Stan Galiev has been shuttled up and down this year between Reading and Hershey. Even at the beginning of the year, he told RMNB he was still getting used to playing in a new system. Have you seen a big improvement from him lately? Tonight he had a pretty strong game.
I think his game, right before we went to break, was the best game we’ve seen him play. And tonight, I really liked the intensity he played with. He’s a skilled player, but when we sent him down our message to him was “you need to play more consistently with a higher compete level.” And we wanted him to go down and try to generate a little offensive confidence. I think his two most recent games we’re seeing some results.
Should Caps fans read into the fact that the 29th rated prospect in the NHL started off so slow? Is it going to take him a few years to develop? Did playing in the QMJHL hurt him?
I think it’s a pretty big jump [from the QMJHL]. It’s a change of the system. Certainly a big change in the game. The Q is a good league, but it’s very offensive, so now we’re asking him to pay a lot of attention to different details of the game. I think the problem you have with young guys is they start thinking too much, instead of reacting instinctively. Stan, you like that he’s trying to do these things, but it probably takes away from his game. I think his game is beginning to be a little bit more defined of what he’s going to be as a pro.
How has implementing Adam Oates’ system been going? And if the NHL season starts in a few weeks, what should Caps fans expect?
Some of our success as of late… I think it takes time to implement a new system. Like I talked about with Stan, guys are trying to understand this new system, but they’re not reacting to it. We’re getting to the point where guys know it now, they know what they need to do. So I think it takes some time. I think the NHL player can maybe make the jump a little bit quicker. You know, it’s a proven system. New Jersey used it last year and went a long ways. I think there’s some really good parts. I think it’ll play really well into some of the Capitals more skilled players for sure.
What kind of upside do you see with Cameron Schilling and Mattias Sjogren? Over the next year or two, are they going to be knocking on the door at the NHL level?
Let’s start with Sjogren. We’ve seen an improvement in his game. I think he’s a checking forward. He’s a big body guy. With our team he’s been put in a checking role, and that’s where I think he transitions to at the NHL level. I think he’s more comfortable playing the North American game. With Schilling, he can skate at the NHL level right now. He’s got a real good work ethic and compete level about him. I think he’s just got to mature a little bit. He’s benefiting from his time down here and I can certainly see him as a guy that transitions to the NHL at some point.

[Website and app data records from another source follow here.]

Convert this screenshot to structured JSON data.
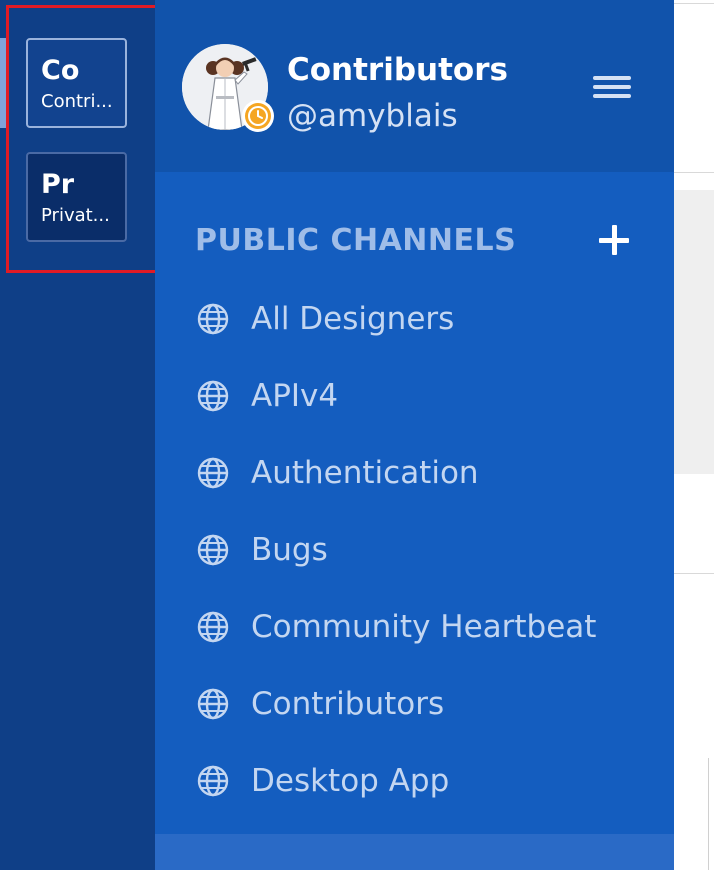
{
  "teams": [
    {
      "initials": "Co",
      "name": "Contri..."
    },
    {
      "initials": "Pr",
      "name": "Privat..."
    }
  ],
  "header": {
    "team_name": "Contributors",
    "username": "@amyblais",
    "status": "away",
    "status_icon": "clock-icon",
    "menu_icon": "hamburger-menu-icon"
  },
  "public_channels": {
    "title": "PUBLIC CHANNELS",
    "add_icon": "plus-icon",
    "channel_icon": "globe-icon",
    "items": [
      {
        "label": "All Designers"
      },
      {
        "label": "APIv4"
      },
      {
        "label": "Authentication"
      },
      {
        "label": "Bugs"
      },
      {
        "label": "Community Heartbeat"
      },
      {
        "label": "Contributors"
      },
      {
        "label": "Desktop App"
      }
    ]
  },
  "colors": {
    "team_sidebar_bg": "#0f3f87",
    "sidebar_bg": "#145dbf",
    "header_bg": "#1153ab",
    "away_status": "#f5a623",
    "highlight": "#e11b25"
  }
}
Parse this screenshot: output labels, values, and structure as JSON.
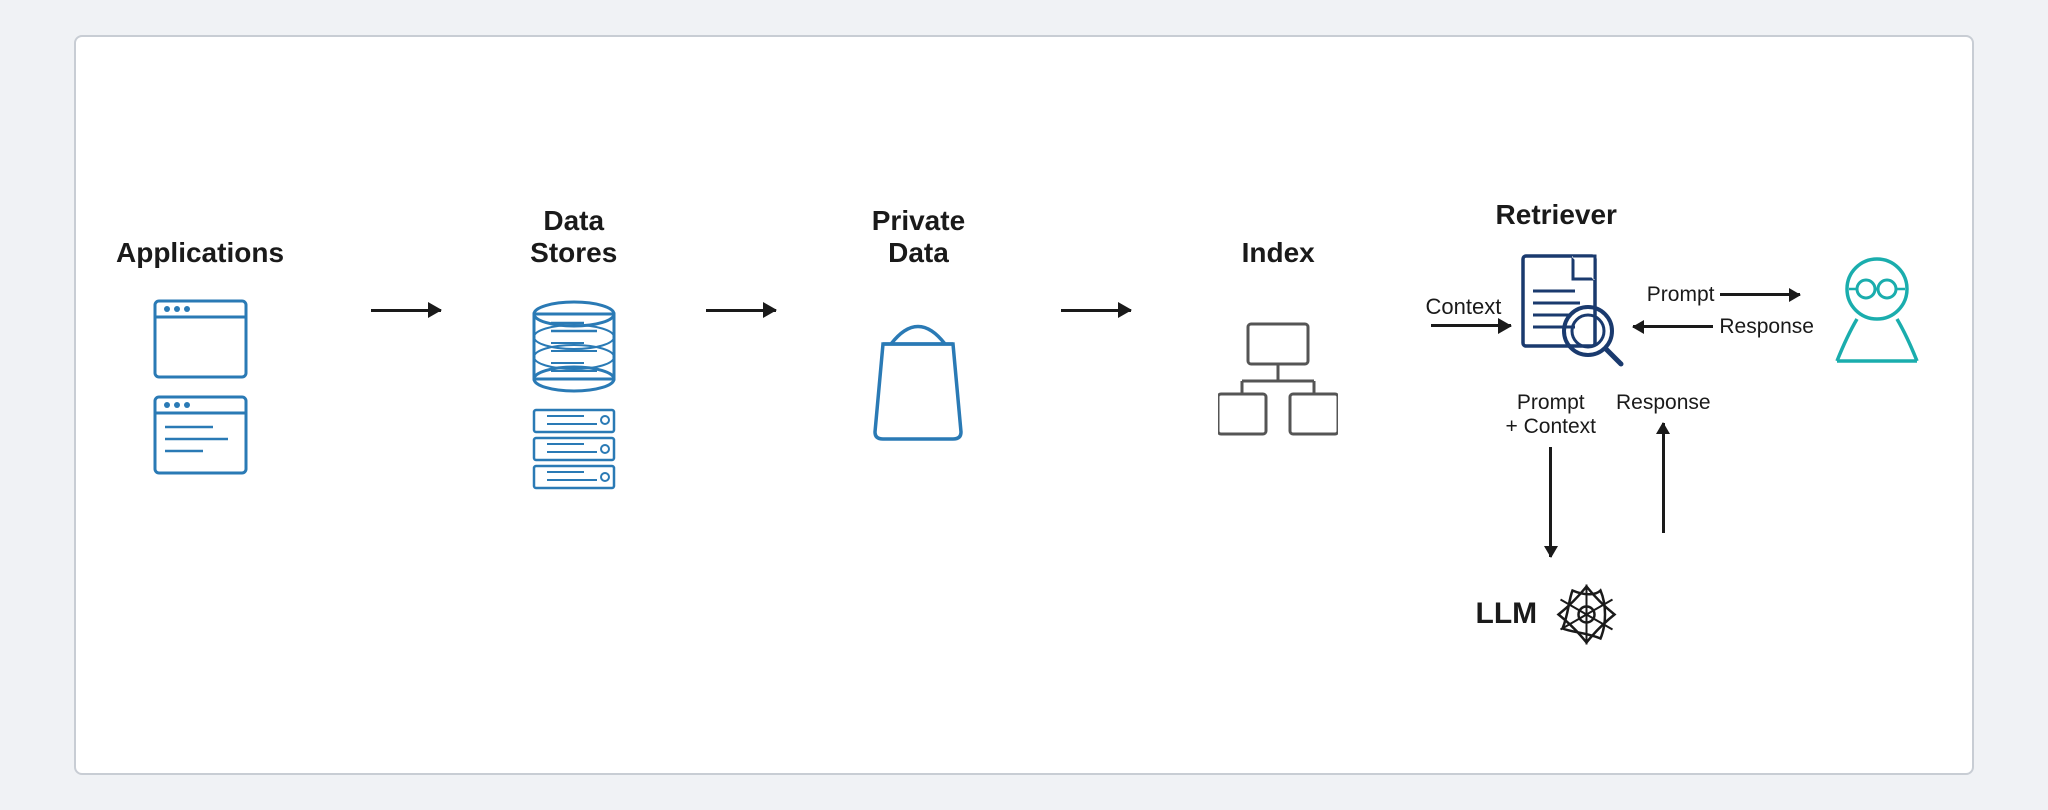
{
  "sections": {
    "applications": {
      "label": "Applications"
    },
    "dataStores": {
      "label": "Data\nStores"
    },
    "privateData": {
      "label": "Private\nData"
    },
    "index": {
      "label": "Index"
    },
    "retriever": {
      "label": "Retriever"
    }
  },
  "arrows": {
    "context": "Context",
    "prompt": "Prompt",
    "response": "Response",
    "promptContext": "Prompt\n+ Context"
  },
  "llm": {
    "label": "LLM"
  },
  "colors": {
    "blue": "#2a7ab5",
    "teal": "#1aadad",
    "dark": "#1a1a2e",
    "black": "#1a1a1a",
    "openai": "#1a1a1a"
  }
}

Team USA won the World Junior Championships on Saturday. I’m not sure if you can get a guy like Riley Barber on the team this year. But what type of player do you think he is?
I’m like everybody. He kinda jumped out at me during the World Juniors. I think he’s probably going to stay in college a few more years to develop but he’s certainly a guy who can play with pace and got some real good skill to him.
Do you think Barber could grow up to be a Top 6 guy?
I’d have to see him play a little bit more but I was certainly encouraged by what I saw at the World Juniors.
Last question. When I went to Development Camp I got a lot of good reports about goaltending prospect Sergey Kostenko… about how well he played even with a bum shoulder. He told RMNB that he could barely hold his goalie stick before he got surgery. I don’t know how much tape you’ve seen of him– he recently got his first win, but are you guys excited about him as a player?
I think it was good to get him over to North America. I think with Reading especially, if there’s an NHL season, with Philipp getting moved up to the AHL, he jumps into a situation where he’s playing more. Like you, I was pleasantly surprised by what I saw at Development Camp and I certainly — from what Dave Prior and Olie believe — I think he might be a good diamond in the rough.